## WHAT YOU SHOULD DO
Below are some entries; can you quote all of them exactly?

## STUDY MATERIAL

»»

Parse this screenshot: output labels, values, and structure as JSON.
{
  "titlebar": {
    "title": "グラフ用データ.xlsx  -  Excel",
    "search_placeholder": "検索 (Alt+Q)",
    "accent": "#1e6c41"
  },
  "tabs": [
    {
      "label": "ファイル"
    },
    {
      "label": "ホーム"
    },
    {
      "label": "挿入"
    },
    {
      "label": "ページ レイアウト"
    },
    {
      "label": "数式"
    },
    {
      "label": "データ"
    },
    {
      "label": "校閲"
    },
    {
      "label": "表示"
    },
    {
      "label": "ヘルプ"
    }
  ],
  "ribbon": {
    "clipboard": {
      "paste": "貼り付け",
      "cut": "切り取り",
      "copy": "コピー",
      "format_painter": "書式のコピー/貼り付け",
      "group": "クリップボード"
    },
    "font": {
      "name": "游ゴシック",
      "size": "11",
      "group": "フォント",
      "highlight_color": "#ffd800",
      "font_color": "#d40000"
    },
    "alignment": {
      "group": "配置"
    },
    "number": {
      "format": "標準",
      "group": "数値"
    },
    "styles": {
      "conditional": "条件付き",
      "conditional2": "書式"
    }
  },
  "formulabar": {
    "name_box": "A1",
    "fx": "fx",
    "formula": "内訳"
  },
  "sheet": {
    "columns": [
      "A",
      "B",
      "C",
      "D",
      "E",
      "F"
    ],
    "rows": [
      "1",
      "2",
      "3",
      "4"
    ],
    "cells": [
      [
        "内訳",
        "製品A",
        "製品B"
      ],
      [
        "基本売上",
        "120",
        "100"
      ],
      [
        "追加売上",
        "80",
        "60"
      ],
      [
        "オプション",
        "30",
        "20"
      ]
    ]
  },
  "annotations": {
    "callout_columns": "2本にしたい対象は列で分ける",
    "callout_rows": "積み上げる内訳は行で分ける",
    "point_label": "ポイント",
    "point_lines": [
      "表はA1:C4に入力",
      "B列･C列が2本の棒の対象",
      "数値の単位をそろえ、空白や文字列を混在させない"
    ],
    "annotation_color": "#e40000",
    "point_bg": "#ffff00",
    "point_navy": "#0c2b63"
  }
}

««

## RESULT OF THE EXERCISE
Parse this screenshot: output labels, values, and structure as JSON.
{
  "titlebar": {
    "title": "グラフ用データ.xlsx  -  Excel",
    "search_placeholder": "検索 (Alt+Q)",
    "accent": "#1e6c41"
  },
  "tabs": [
    {
      "label": "ファイル"
    },
    {
      "label": "ホーム"
    },
    {
      "label": "挿入"
    },
    {
      "label": "ページ レイアウト"
    },
    {
      "label": "数式"
    },
    {
      "label": "データ"
    },
    {
      "label": "校閲"
    },
    {
      "label": "表示"
    },
    {
      "label": "ヘルプ"
    }
  ],
  "ribbon": {
    "clipboard": {
      "paste": "貼り付け",
      "cut": "切り取り",
      "copy": "コピー",
      "format_painter": "書式のコピー/貼り付け",
      "group": "クリップボード"
    },
    "font": {
      "name": "游ゴシック",
      "size": "11",
      "group": "フォント",
      "highlight_color": "#ffd800",
      "font_color": "#d40000"
    },
    "alignment": {
      "group": "配置"
    },
    "number": {
      "format": "標準",
      "group": "数値"
    },
    "styles": {
      "conditional": "条件付き",
      "conditional2": "書式"
    }
  },
  "formulabar": {
    "name_box": "A1",
    "fx": "fx",
    "formula": "内訳"
  },
  "sheet": {
    "columns": [
      "A",
      "B",
      "C",
      "D",
      "E",
      "F"
    ],
    "rows": [
      "1",
      "2",
      "3",
      "4"
    ],
    "cells": [
      [
        "内訳",
        "製品A",
        "製品B"
      ],
      [
        "基本売上",
        "120",
        "100"
      ],
      [
        "追加売上",
        "80",
        "60"
      ],
      [
        "オプション",
        "30",
        "20"
      ]
    ]
  },
  "annotations": {
    "callout_columns": "2本にしたい対象は列で分ける",
    "callout_rows": "積み上げる内訳は行で分ける",
    "point_label": "ポイント",
    "point_lines": [
      "表はA1:C4に入力",
      "B列･C列が2本の棒の対象",
      "数値の単位をそろえ、空白や文字列を混在させない"
    ],
    "annotation_color": "#e40000",
    "point_bg": "#ffff00",
    "point_navy": "#0c2b63"
  }
}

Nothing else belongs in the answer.